» **Brief**
Those lines of the data that hold the word "Уровень" are to be copied out.

» **Task material**
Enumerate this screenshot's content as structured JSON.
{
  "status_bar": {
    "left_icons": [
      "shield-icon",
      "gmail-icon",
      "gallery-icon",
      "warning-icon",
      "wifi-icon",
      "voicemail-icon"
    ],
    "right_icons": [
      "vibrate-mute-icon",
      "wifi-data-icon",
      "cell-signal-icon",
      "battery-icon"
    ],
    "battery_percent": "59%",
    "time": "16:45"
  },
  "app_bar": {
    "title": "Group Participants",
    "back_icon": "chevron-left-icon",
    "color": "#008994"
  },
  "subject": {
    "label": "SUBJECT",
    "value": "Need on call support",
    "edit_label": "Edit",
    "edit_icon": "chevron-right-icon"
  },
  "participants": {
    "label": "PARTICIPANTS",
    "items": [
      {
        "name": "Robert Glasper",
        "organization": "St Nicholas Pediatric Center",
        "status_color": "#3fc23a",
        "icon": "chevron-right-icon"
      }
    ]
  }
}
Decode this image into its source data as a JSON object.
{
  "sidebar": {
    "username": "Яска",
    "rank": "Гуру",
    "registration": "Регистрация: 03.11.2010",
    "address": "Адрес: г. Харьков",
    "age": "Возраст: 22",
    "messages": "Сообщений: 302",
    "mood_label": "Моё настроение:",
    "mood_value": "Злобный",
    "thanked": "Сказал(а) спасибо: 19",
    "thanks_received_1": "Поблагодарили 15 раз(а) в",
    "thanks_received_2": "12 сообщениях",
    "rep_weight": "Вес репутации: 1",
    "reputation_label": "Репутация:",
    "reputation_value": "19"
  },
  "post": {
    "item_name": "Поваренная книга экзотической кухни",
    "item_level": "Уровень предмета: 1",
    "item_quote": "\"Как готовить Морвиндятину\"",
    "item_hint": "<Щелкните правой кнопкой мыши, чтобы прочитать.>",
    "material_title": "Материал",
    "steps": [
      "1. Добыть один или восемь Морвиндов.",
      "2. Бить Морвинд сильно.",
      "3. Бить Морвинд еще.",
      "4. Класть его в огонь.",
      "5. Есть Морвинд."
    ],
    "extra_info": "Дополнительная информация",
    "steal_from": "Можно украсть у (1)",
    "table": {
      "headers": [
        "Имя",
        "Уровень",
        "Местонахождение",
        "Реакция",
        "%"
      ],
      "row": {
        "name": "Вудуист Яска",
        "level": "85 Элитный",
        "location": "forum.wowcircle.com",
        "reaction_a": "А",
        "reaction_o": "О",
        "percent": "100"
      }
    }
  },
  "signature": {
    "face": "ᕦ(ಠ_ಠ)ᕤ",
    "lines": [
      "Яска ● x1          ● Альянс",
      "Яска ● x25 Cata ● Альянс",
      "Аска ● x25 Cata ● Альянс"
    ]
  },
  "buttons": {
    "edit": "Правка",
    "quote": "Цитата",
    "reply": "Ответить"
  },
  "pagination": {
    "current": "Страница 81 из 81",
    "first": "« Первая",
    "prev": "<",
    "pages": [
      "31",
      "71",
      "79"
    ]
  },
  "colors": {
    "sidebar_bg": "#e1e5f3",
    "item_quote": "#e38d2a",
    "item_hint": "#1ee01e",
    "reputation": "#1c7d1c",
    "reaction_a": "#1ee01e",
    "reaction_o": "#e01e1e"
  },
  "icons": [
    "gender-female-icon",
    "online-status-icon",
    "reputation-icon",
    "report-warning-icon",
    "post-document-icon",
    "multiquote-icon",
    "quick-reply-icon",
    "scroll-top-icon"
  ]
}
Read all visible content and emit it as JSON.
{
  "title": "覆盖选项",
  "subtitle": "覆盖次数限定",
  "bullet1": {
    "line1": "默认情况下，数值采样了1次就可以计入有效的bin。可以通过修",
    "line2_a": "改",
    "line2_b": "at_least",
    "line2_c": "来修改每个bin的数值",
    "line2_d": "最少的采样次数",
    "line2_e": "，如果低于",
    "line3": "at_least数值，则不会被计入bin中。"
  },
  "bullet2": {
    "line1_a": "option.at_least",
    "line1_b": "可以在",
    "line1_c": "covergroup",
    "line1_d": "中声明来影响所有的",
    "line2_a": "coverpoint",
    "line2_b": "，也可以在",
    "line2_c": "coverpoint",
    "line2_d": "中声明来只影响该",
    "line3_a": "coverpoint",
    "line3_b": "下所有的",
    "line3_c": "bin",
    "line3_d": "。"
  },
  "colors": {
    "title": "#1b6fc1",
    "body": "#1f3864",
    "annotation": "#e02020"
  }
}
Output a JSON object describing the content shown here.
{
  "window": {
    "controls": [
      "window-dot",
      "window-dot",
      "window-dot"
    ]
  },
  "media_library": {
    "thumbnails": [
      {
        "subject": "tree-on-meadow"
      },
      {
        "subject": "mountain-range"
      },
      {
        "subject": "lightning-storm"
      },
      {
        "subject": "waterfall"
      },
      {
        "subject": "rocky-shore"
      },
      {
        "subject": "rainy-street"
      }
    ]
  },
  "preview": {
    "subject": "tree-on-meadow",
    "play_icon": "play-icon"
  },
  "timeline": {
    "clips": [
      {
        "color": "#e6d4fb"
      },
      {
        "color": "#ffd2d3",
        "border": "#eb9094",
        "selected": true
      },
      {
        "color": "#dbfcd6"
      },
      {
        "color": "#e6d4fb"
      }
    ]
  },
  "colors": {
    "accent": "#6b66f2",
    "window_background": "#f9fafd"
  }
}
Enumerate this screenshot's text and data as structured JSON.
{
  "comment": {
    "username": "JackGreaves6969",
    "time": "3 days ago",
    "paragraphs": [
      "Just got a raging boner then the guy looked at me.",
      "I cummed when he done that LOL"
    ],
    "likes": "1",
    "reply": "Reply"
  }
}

» **Exercise output**
    "item_level": "Уровень предмета: 1",
        "Уровень",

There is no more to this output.